Executive Order No. 38 – Not Just for Nonprofits

In a bold attempt to prevent New York State funds from being expended for what has been determined to be excessive executive compensation and administrative costs, Governor Cuomo issued Executive Order No. 38 effective July 1, 2013.  While the nonprofit industry is receiving a great deal of attention and appears to be focused on these limitations, we recommend that affected for-profit entities not use a “wait and see” approach. If you are a nonprofit or a for-profit “Covered Provider”, then the limitations to executive compensation and administrative costs become effective with the period beginning on or after July 1, 2013. Thus, for calendar year Covered Providers, the initial year of compliance is January 1, 2014. Importantly, there is pending litigation brought by several groups seeking to undo Executive Order No. 38; however the outcome is clearly uncertain.

Summary of the Regulations:

Covered Providers:

There are two tests that are required to be met to be considered a Covered Provider, unless specifically excluded under the final regulations.

  1. Anyone or any company that receives at least $500,000 of NYS funds or NYS authorized payments in the reporting period and the one year period immediately preceding the reporting period (two-year average), and
  2. Such NYS funds are at least 30% of total in-state revenues.

Limitations:

Limits on executive compensation – A Covered Provider may not use NYS funds for executive compensation in excess of $199,000 per year. Executive compensation will include all salaries, wages, bonuses and non-mandated benefits. It should be noted that compensation for this purpose includes distributions from Partnerships, LLC’s and S-Corporations, which are not normally associated with the term ‘compensation’. Covered executives are owners, directors, officers and key employees as defined under the IRS rules covering the IRS Form 990. Those who are directly involved in program services will not be considered covered executives. It also includes those who are indirectly paid through related organizations as defined under the rules covering IRS Form 990. Severe penalties apply to those in excess of the limitation unless the compensation is below the 75th percentile of compensation paid to comparable executives of similar organizations of comparable size and geographic area as determined through a recognized acceptable compensation survey,and was approved by the provider’s governing body.

Limits on administrative expenses – A Covered Provider’s outlay for administrative expenses must not exceed 25% in the initial covered reporting period, 20%  for the next covered reporting period and 15% for the next covered reporting period that begins July 1, 2015 and thereafter.

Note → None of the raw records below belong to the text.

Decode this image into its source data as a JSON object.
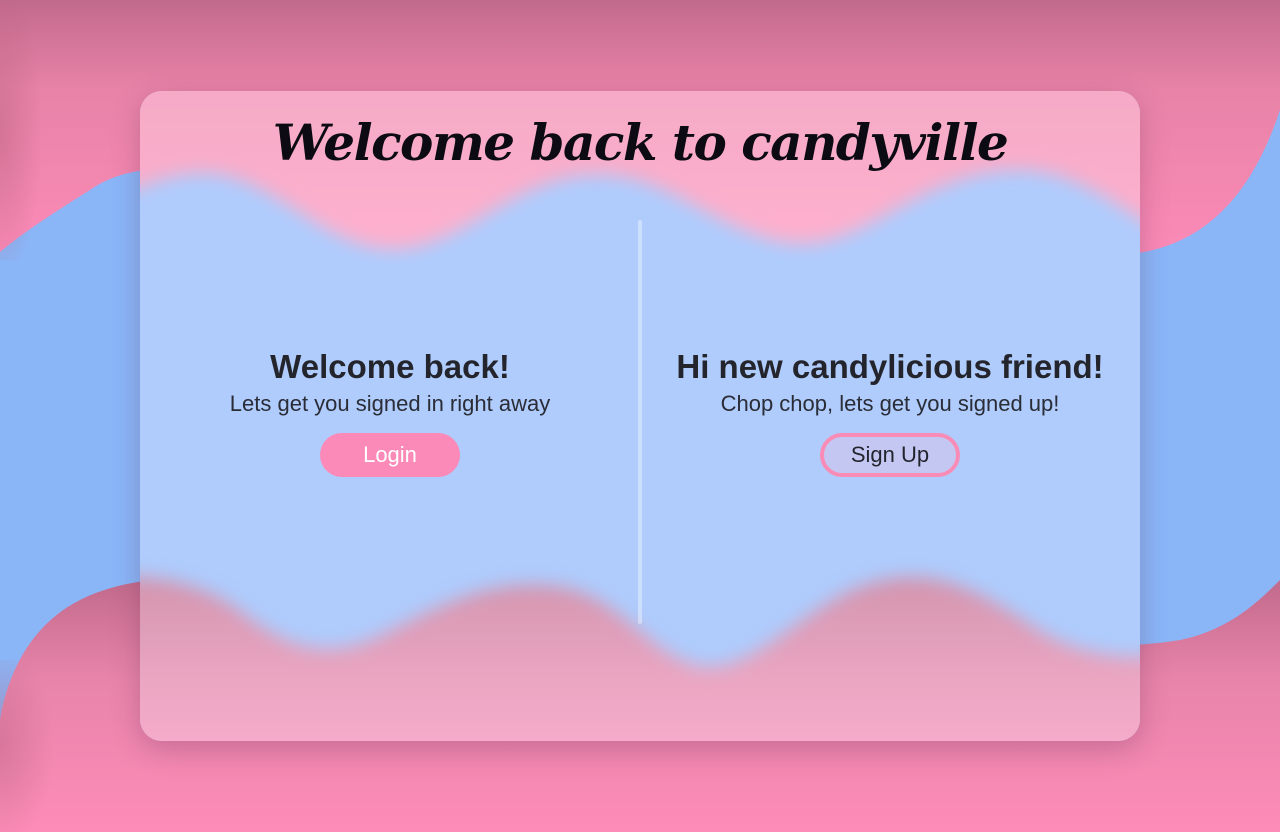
{
  "page": {
    "title": "Welcome back to candyville"
  },
  "login_panel": {
    "heading": "Welcome back!",
    "subtitle": "Lets get you signed in right away",
    "button_label": "Login"
  },
  "signup_panel": {
    "heading": "Hi new candylicious friend!",
    "subtitle": "Chop chop, lets get you signed up!",
    "button_label": "Sign Up"
  },
  "colors": {
    "background_blue": "#8ab6f8",
    "candy_pink": "#fb8ab8",
    "dark_pink": "#c06a8b",
    "card_blue": "#aac9fd",
    "text_dark": "#24252c"
  }
}
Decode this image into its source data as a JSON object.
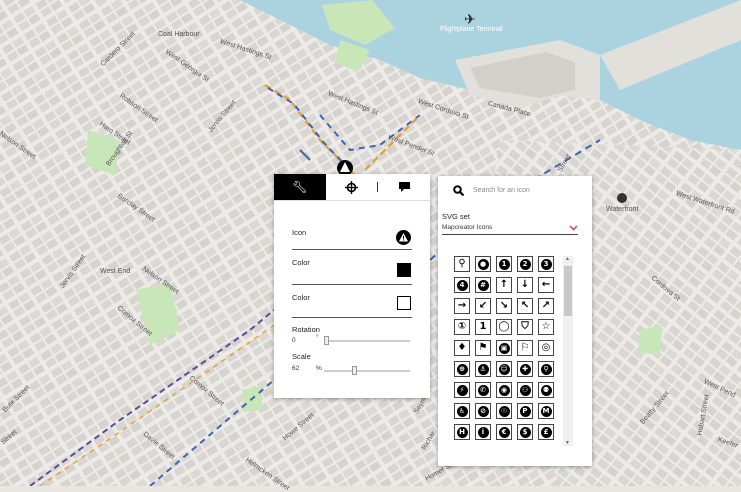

The State has developed a worksheet to assist in determining which of its covered operating expenses are administrative. The final regulations also list certain expenses that are not considered to be administrative in nature, such as, capital expenses, property maintenance, taxes, interest, expenses in excess of $10,000 that are non-recurring, (e.g. litigation), and that portion of salaries that pertains to research and policy development.

Waivers:

A Covered Provider may apply for waivers from these limitations.  Separate waivers are required for each covered executive seeking exemption from the compensation limits. Consideration will be given to those covered executives that can show the rationale of the excess payments through comparable salaries, type and size of the entity, qualifications and essential nature of such executives to allow the entity to render its program services, the entity’s compensation review process, among others. Waivers can be revoked if salary increases by more than 5% in a year.   For administrative expense waivers, the State will consider the rationale for the excess payments by a determination of the unavoidability of the expenses, evidence of the impact not paying the expenses, description of controls in place and alternative funding sources sought. All waivers must be filed no later than when the Covered Provider submits the required disclosure form. A determination will be made within 60 days after submission. The disclosure form is due no later than 180 days after the close of their covered reporting period. Advance waiver requests are permitted.

Consequences:

If a Covered Provider exceeds the limitations and a waiver is not granted, then a plan of corrective actions is required. Once approved, the Covered Provider will have six months to implement the plan. Should the Covered Provider be unable to cure the noncompliance, then they are subject to sanctions.  These sanctions can be as harsh as loss of the provider’s license and referral to law enforcement.

Conclusion:

Executive Order No. 38 is presently the law in New York State and it behooves all providers to be certain of its impact on their organizations. Nonprofit Organizations and for-profit entities such as S Corporations, Partnerships and LLC’s should already be making their determinations, policies and reporting strategies to address the executive order and its regulations.

Our firm is available to answer all your questions concerning Executive Order No. 38 and remains ready to assist your organization with compliance. Contact one of our many Partners.

Article written by Vincent P. Pancaldo, CPA, Partner in D’Arcangelo’s Westchester office

Vincent P. Pancaldo, CPA